- The firmware is available under the MIT License. Note that the firmware uses some third-party libraries that are under different, but compatible terms. Read the full text of the license for more details.
- The hardware designs is available under the permissive CERN-OHL-P v2 and is designed using KiCAD which is free and open-source. You can open the hardware files using KiCAD or you can check out a PDF of the schematics for the mainboard and the jackboard.
Castor & Pollux is certified open source hardware
Warranty, disclaimers, and limits#
Modules purchased from Winterbloom have a warranty of six months from the date of purchase. This warranty covers any manufacturing defects in the module. It does not cover damage from due to incorrect handling, storage, or power, overvoltage events, or modifications.

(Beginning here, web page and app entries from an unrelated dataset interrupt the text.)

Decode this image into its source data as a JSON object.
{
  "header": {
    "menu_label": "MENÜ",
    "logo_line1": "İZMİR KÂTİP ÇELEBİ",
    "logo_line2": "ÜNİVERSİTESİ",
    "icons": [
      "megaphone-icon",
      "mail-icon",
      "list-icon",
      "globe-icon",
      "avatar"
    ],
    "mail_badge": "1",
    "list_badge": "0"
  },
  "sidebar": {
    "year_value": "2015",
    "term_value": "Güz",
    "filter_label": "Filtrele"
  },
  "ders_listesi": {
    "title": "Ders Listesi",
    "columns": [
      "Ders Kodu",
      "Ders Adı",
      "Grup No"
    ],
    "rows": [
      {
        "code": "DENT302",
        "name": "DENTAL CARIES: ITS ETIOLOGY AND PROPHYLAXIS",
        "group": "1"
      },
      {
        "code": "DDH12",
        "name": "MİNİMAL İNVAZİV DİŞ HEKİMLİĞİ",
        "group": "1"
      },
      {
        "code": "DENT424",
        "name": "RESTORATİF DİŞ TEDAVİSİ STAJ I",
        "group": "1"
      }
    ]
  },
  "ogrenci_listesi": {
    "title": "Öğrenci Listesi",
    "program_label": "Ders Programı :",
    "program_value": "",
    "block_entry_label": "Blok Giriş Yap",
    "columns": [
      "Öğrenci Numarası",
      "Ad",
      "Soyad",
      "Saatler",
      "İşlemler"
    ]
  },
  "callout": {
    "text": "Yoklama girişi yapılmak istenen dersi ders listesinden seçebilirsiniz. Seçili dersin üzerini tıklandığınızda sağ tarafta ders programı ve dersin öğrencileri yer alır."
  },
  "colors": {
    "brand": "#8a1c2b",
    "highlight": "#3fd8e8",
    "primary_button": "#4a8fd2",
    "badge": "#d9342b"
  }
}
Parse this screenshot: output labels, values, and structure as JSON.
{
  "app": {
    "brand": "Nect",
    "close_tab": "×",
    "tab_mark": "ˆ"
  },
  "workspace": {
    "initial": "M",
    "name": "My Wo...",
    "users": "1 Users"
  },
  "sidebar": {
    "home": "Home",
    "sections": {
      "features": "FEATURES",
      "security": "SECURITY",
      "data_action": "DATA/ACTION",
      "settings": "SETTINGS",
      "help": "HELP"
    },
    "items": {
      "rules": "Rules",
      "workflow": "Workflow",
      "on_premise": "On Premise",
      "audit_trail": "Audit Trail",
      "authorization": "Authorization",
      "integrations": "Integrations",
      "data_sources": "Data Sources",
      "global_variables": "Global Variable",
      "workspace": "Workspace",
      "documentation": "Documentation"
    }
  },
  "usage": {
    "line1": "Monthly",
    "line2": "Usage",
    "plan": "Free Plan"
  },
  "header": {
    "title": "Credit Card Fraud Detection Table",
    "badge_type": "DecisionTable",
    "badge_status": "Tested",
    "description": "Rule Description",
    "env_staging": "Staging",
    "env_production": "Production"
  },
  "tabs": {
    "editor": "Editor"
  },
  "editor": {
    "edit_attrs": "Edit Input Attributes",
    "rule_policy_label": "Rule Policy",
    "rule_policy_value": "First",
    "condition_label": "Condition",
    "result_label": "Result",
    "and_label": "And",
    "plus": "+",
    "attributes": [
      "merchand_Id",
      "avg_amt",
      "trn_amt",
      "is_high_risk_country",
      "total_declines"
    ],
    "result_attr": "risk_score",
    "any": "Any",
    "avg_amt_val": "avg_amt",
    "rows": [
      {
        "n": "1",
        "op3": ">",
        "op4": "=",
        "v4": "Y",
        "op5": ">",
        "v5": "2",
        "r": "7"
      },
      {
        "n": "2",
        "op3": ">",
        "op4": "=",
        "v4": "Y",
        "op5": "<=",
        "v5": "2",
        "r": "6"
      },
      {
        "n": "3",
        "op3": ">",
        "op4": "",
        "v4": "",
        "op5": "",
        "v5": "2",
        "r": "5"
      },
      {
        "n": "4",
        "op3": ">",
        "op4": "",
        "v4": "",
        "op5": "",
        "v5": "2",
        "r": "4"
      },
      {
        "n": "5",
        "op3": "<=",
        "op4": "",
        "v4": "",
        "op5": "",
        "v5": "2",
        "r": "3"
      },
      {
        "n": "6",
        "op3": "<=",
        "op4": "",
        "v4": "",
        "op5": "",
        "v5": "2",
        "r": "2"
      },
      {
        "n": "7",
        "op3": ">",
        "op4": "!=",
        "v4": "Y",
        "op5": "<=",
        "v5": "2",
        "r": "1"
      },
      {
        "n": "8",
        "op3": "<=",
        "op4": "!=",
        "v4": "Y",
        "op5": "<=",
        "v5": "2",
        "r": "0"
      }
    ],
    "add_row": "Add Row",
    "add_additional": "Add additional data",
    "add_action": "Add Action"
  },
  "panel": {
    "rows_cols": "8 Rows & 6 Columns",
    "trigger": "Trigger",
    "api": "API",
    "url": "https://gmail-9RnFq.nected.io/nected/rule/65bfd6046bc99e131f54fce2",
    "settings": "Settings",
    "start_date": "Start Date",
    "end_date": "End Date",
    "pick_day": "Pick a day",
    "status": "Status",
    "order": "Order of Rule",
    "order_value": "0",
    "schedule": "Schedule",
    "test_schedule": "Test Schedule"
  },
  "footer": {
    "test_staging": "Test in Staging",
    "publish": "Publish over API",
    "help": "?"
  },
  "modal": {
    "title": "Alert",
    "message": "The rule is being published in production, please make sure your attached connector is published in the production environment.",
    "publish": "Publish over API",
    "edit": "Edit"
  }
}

Please contact us if you are experiencing issues with your module. Modules returned under warranty will either be refunded, replaced, or repaired at our discretion. You will be responsible for the cost of returning the module to Winterbloom.
Because Eurorack has a vast number of possible combinations of power supplies, modules, cases, and accessories, it is impossible for us to guarantee compatibility with every possible configuration. We make a reasonable effort to test modules with several power supplies, cases, and other modules.
We encourage tinkering, however, we will not refund, repair, or replace any products that have been modified.
We have stress tested Castor & Pollux under the following conditions. These are provided for reference only; we do not guarentee that that the module will function under these conditions.
- Continuous run time: at least 48 hours
- Overvoltage from power supply: at least
- Reverse voltage from power supply: at least
- Undervoltage from power supply: as low as
- Over and under voltage on inputs: at least
- Output connected to another output: at least
- Output shorted to ground: at least 60 minutes
Acknowledgments and thanks#
Castor & Pollux would not be possible without the help of the Adafruit, support from Microchip, and the volumes of literature documenting and analyzing the Juno's DCO design.